• [Brief]: How many lines in the records below contain the word "image"? Give only the number.

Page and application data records
******************************

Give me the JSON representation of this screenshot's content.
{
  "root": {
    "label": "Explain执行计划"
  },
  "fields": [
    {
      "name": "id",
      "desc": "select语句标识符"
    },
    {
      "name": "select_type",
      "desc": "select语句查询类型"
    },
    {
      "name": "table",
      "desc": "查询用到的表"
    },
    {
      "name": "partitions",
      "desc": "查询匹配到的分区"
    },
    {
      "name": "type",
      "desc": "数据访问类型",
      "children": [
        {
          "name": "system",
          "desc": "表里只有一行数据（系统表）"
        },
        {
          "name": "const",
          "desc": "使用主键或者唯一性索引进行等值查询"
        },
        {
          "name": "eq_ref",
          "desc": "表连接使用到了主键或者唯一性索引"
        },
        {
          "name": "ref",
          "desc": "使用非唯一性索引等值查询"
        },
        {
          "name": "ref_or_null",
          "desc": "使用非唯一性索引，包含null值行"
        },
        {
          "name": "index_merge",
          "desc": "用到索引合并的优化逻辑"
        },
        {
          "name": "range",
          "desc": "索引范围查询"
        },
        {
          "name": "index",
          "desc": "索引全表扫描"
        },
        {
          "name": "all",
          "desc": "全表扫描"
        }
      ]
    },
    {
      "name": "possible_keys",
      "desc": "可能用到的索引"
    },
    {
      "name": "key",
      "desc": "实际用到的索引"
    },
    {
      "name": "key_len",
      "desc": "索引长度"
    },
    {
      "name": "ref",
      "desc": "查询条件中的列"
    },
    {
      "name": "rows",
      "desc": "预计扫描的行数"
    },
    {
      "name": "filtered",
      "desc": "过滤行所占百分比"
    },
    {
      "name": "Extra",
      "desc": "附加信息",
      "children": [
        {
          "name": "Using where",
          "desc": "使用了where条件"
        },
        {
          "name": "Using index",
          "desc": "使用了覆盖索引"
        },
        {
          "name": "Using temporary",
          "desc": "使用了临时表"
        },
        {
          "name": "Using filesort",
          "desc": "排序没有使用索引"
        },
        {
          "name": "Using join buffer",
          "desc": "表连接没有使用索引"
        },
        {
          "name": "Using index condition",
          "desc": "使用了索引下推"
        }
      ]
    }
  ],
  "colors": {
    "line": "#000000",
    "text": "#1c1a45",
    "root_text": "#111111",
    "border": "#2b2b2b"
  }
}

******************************

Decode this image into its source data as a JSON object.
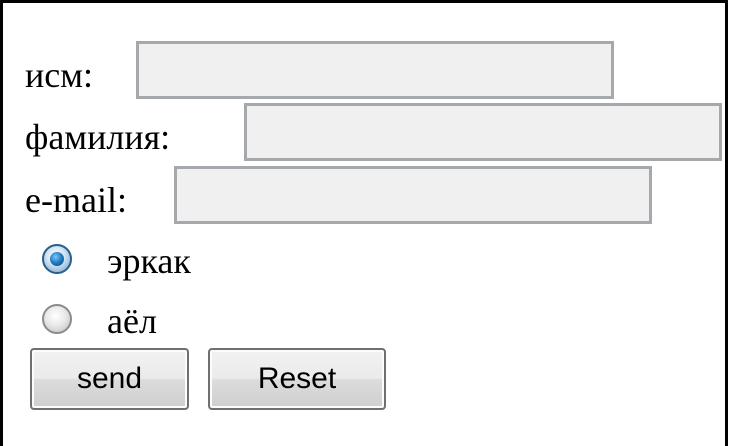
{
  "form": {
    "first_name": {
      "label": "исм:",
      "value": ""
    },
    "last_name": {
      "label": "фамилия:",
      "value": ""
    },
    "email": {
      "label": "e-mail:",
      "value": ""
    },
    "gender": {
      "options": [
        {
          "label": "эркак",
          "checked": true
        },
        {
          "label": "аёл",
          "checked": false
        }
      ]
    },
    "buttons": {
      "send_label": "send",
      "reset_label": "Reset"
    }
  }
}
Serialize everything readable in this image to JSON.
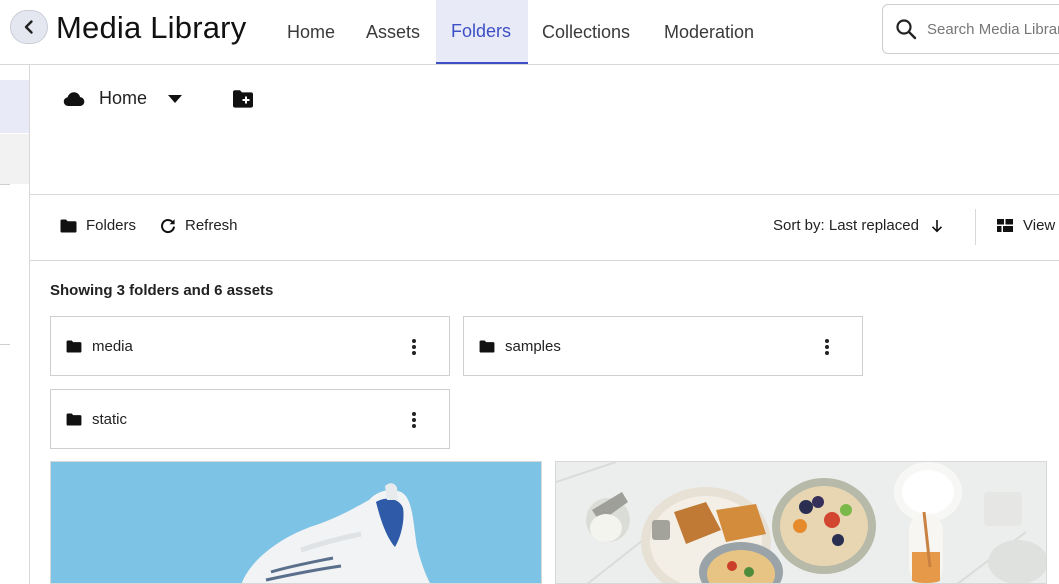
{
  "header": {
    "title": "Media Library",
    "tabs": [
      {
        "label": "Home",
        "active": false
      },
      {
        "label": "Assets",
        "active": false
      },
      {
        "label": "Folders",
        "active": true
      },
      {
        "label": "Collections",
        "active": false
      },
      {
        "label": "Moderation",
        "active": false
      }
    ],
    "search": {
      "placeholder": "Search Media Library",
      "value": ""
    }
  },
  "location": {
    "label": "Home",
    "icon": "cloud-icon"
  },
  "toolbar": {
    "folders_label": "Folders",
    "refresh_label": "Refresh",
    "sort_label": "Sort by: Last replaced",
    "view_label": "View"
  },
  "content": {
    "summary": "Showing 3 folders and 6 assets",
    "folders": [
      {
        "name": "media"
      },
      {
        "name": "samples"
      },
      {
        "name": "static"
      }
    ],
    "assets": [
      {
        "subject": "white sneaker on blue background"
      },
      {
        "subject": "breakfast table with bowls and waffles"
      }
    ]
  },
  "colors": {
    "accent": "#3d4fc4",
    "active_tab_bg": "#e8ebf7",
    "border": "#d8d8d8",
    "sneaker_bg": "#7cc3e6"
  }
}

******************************

• [Reply]: 2